### TASK TO CARRY OUT
Reproduce every record exactly.

Stored items from a collection:
---

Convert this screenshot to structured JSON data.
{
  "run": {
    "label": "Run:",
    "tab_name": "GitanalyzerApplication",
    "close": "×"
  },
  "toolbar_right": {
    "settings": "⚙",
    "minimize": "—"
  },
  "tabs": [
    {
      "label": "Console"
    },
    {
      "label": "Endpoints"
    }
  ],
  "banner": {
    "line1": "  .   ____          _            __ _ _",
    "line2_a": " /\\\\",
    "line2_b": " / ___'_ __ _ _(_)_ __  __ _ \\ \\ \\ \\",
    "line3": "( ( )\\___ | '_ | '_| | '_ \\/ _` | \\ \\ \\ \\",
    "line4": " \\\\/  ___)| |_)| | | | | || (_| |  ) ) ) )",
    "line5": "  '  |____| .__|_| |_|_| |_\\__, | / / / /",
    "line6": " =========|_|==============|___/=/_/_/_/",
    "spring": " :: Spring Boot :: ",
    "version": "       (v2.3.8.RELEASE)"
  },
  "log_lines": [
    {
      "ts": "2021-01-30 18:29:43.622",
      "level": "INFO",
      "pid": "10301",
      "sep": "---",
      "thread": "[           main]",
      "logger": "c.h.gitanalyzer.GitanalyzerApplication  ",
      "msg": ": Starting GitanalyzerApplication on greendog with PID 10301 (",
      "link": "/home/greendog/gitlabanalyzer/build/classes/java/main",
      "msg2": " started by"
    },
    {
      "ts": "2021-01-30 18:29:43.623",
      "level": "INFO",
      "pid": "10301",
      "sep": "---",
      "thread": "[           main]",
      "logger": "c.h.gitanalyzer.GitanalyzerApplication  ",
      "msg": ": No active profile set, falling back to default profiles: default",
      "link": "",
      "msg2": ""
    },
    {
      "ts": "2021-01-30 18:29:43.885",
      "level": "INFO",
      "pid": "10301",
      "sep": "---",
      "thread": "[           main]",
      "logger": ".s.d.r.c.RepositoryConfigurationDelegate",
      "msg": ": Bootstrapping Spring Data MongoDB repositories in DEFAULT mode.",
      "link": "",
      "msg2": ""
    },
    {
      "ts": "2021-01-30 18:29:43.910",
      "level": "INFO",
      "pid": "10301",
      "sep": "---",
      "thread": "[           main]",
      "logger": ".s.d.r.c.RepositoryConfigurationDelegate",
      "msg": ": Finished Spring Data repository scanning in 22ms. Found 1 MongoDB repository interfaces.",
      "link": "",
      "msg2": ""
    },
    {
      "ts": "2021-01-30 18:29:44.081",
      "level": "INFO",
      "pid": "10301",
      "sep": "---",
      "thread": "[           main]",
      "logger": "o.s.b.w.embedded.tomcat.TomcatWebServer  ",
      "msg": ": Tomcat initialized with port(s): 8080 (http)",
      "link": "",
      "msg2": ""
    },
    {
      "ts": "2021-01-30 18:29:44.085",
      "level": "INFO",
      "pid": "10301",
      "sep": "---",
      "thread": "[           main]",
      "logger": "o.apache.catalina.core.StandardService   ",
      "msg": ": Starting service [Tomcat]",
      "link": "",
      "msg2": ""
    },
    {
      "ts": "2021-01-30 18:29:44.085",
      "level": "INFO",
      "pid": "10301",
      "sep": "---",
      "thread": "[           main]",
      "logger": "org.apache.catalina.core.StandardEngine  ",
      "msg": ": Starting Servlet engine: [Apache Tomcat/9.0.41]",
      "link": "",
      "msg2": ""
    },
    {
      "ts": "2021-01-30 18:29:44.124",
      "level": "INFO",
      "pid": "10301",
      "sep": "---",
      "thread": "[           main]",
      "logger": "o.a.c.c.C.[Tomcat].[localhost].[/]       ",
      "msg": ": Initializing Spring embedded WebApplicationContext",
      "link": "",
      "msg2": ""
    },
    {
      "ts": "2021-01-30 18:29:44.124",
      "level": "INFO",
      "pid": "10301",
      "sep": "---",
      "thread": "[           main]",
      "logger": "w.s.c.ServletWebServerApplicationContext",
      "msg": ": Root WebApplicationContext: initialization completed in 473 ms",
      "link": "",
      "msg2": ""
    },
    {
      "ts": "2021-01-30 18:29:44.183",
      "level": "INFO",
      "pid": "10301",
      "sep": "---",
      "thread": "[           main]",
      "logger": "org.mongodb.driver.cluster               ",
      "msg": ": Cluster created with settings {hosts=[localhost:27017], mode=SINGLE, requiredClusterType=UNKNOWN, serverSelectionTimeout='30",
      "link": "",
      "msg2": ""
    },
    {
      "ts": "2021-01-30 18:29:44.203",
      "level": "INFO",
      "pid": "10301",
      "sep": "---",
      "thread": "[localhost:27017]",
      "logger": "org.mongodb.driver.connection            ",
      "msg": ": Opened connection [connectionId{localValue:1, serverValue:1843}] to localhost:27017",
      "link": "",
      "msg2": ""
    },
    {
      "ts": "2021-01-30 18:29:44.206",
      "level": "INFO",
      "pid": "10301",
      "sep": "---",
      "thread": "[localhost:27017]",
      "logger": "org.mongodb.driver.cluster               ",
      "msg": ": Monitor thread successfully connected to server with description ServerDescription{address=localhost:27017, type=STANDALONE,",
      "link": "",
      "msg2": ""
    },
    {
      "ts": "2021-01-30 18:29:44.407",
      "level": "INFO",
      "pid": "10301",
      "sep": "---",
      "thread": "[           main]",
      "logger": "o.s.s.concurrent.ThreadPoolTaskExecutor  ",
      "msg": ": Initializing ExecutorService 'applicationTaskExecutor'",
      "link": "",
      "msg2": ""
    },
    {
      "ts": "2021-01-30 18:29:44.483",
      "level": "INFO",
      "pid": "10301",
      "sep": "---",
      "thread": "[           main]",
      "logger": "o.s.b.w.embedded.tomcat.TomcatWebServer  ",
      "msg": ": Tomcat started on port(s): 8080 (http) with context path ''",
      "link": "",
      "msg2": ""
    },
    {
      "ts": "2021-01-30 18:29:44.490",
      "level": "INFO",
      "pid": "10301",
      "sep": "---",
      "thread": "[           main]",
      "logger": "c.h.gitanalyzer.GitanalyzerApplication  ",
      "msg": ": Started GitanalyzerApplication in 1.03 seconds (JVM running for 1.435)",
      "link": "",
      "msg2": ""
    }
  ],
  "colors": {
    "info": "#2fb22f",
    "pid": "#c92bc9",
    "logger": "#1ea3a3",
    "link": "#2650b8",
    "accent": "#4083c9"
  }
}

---

### FINISHED EXERCISE
Convert this screenshot to structured JSON data.
{
  "run": {
    "label": "Run:",
    "tab_name": "GitanalyzerApplication",
    "close": "×"
  },
  "toolbar_right": {
    "settings": "⚙",
    "minimize": "—"
  },
  "tabs": [
    {
      "label": "Console"
    },
    {
      "label": "Endpoints"
    }
  ],
  "banner": {
    "line1": "  .   ____          _            __ _ _",
    "line2_a": " /\\\\",
    "line2_b": " / ___'_ __ _ _(_)_ __  __ _ \\ \\ \\ \\",
    "line3": "( ( )\\___ | '_ | '_| | '_ \\/ _` | \\ \\ \\ \\",
    "line4": " \\\\/  ___)| |_)| | | | | || (_| |  ) ) ) )",
    "line5": "  '  |____| .__|_| |_|_| |_\\__, | / / / /",
    "line6": " =========|_|==============|___/=/_/_/_/",
    "spring": " :: Spring Boot :: ",
    "version": "       (v2.3.8.RELEASE)"
  },
  "log_lines": [
    {
      "ts": "2021-01-30 18:29:43.622",
      "level": "INFO",
      "pid": "10301",
      "sep": "---",
      "thread": "[           main]",
      "logger": "c.h.gitanalyzer.GitanalyzerApplication  ",
      "msg": ": Starting GitanalyzerApplication on greendog with PID 10301 (",
      "link": "/home/greendog/gitlabanalyzer/build/classes/java/main",
      "msg2": " started by"
    },
    {
      "ts": "2021-01-30 18:29:43.623",
      "level": "INFO",
      "pid": "10301",
      "sep": "---",
      "thread": "[           main]",
      "logger": "c.h.gitanalyzer.GitanalyzerApplication  ",
      "msg": ": No active profile set, falling back to default profiles: default",
      "link": "",
      "msg2": ""
    },
    {
      "ts": "2021-01-30 18:29:43.885",
      "level": "INFO",
      "pid": "10301",
      "sep": "---",
      "thread": "[           main]",
      "logger": ".s.d.r.c.RepositoryConfigurationDelegate",
      "msg": ": Bootstrapping Spring Data MongoDB repositories in DEFAULT mode.",
      "link": "",
      "msg2": ""
    },
    {
      "ts": "2021-01-30 18:29:43.910",
      "level": "INFO",
      "pid": "10301",
      "sep": "---",
      "thread": "[           main]",
      "logger": ".s.d.r.c.RepositoryConfigurationDelegate",
      "msg": ": Finished Spring Data repository scanning in 22ms. Found 1 MongoDB repository interfaces.",
      "link": "",
      "msg2": ""
    },
    {
      "ts": "2021-01-30 18:29:44.081",
      "level": "INFO",
      "pid": "10301",
      "sep": "---",
      "thread": "[           main]",
      "logger": "o.s.b.w.embedded.tomcat.TomcatWebServer  ",
      "msg": ": Tomcat initialized with port(s): 8080 (http)",
      "link": "",
      "msg2": ""
    },
    {
      "ts": "2021-01-30 18:29:44.085",
      "level": "INFO",
      "pid": "10301",
      "sep": "---",
      "thread": "[           main]",
      "logger": "o.apache.catalina.core.StandardService   ",
      "msg": ": Starting service [Tomcat]",
      "link": "",
      "msg2": ""
    },
    {
      "ts": "2021-01-30 18:29:44.085",
      "level": "INFO",
      "pid": "10301",
      "sep": "---",
      "thread": "[           main]",
      "logger": "org.apache.catalina.core.StandardEngine  ",
      "msg": ": Starting Servlet engine: [Apache Tomcat/9.0.41]",
      "link": "",
      "msg2": ""
    },
    {
      "ts": "2021-01-30 18:29:44.124",
      "level": "INFO",
      "pid": "10301",
      "sep": "---",
      "thread": "[           main]",
      "logger": "o.a.c.c.C.[Tomcat].[localhost].[/]       ",
      "msg": ": Initializing Spring embedded WebApplicationContext",
      "link": "",
      "msg2": ""
    },
    {
      "ts": "2021-01-30 18:29:44.124",
      "level": "INFO",
      "pid": "10301",
      "sep": "---",
      "thread": "[           main]",
      "logger": "w.s.c.ServletWebServerApplicationContext",
      "msg": ": Root WebApplicationContext: initialization completed in 473 ms",
      "link": "",
      "msg2": ""
    },
    {
      "ts": "2021-01-30 18:29:44.183",
      "level": "INFO",
      "pid": "10301",
      "sep": "---",
      "thread": "[           main]",
      "logger": "org.mongodb.driver.cluster               ",
      "msg": ": Cluster created with settings {hosts=[localhost:27017], mode=SINGLE, requiredClusterType=UNKNOWN, serverSelectionTimeout='30",
      "link": "",
      "msg2": ""
    },
    {
      "ts": "2021-01-30 18:29:44.203",
      "level": "INFO",
      "pid": "10301",
      "sep": "---",
      "thread": "[localhost:27017]",
      "logger": "org.mongodb.driver.connection            ",
      "msg": ": Opened connection [connectionId{localValue:1, serverValue:1843}] to localhost:27017",
      "link": "",
      "msg2": ""
    },
    {
      "ts": "2021-01-30 18:29:44.206",
      "level": "INFO",
      "pid": "10301",
      "sep": "---",
      "thread": "[localhost:27017]",
      "logger": "org.mongodb.driver.cluster               ",
      "msg": ": Monitor thread successfully connected to server with description ServerDescription{address=localhost:27017, type=STANDALONE,",
      "link": "",
      "msg2": ""
    },
    {
      "ts": "2021-01-30 18:29:44.407",
      "level": "INFO",
      "pid": "10301",
      "sep": "---",
      "thread": "[           main]",
      "logger": "o.s.s.concurrent.ThreadPoolTaskExecutor  ",
      "msg": ": Initializing ExecutorService 'applicationTaskExecutor'",
      "link": "",
      "msg2": ""
    },
    {
      "ts": "2021-01-30 18:29:44.483",
      "level": "INFO",
      "pid": "10301",
      "sep": "---",
      "thread": "[           main]",
      "logger": "o.s.b.w.embedded.tomcat.TomcatWebServer  ",
      "msg": ": Tomcat started on port(s): 8080 (http) with context path ''",
      "link": "",
      "msg2": ""
    },
    {
      "ts": "2021-01-30 18:29:44.490",
      "level": "INFO",
      "pid": "10301",
      "sep": "---",
      "thread": "[           main]",
      "logger": "c.h.gitanalyzer.GitanalyzerApplication  ",
      "msg": ": Started GitanalyzerApplication in 1.03 seconds (JVM running for 1.435)",
      "link": "",
      "msg2": ""
    }
  ],
  "colors": {
    "info": "#2fb22f",
    "pid": "#c92bc9",
    "logger": "#1ea3a3",
    "link": "#2650b8",
    "accent": "#4083c9"
  }
}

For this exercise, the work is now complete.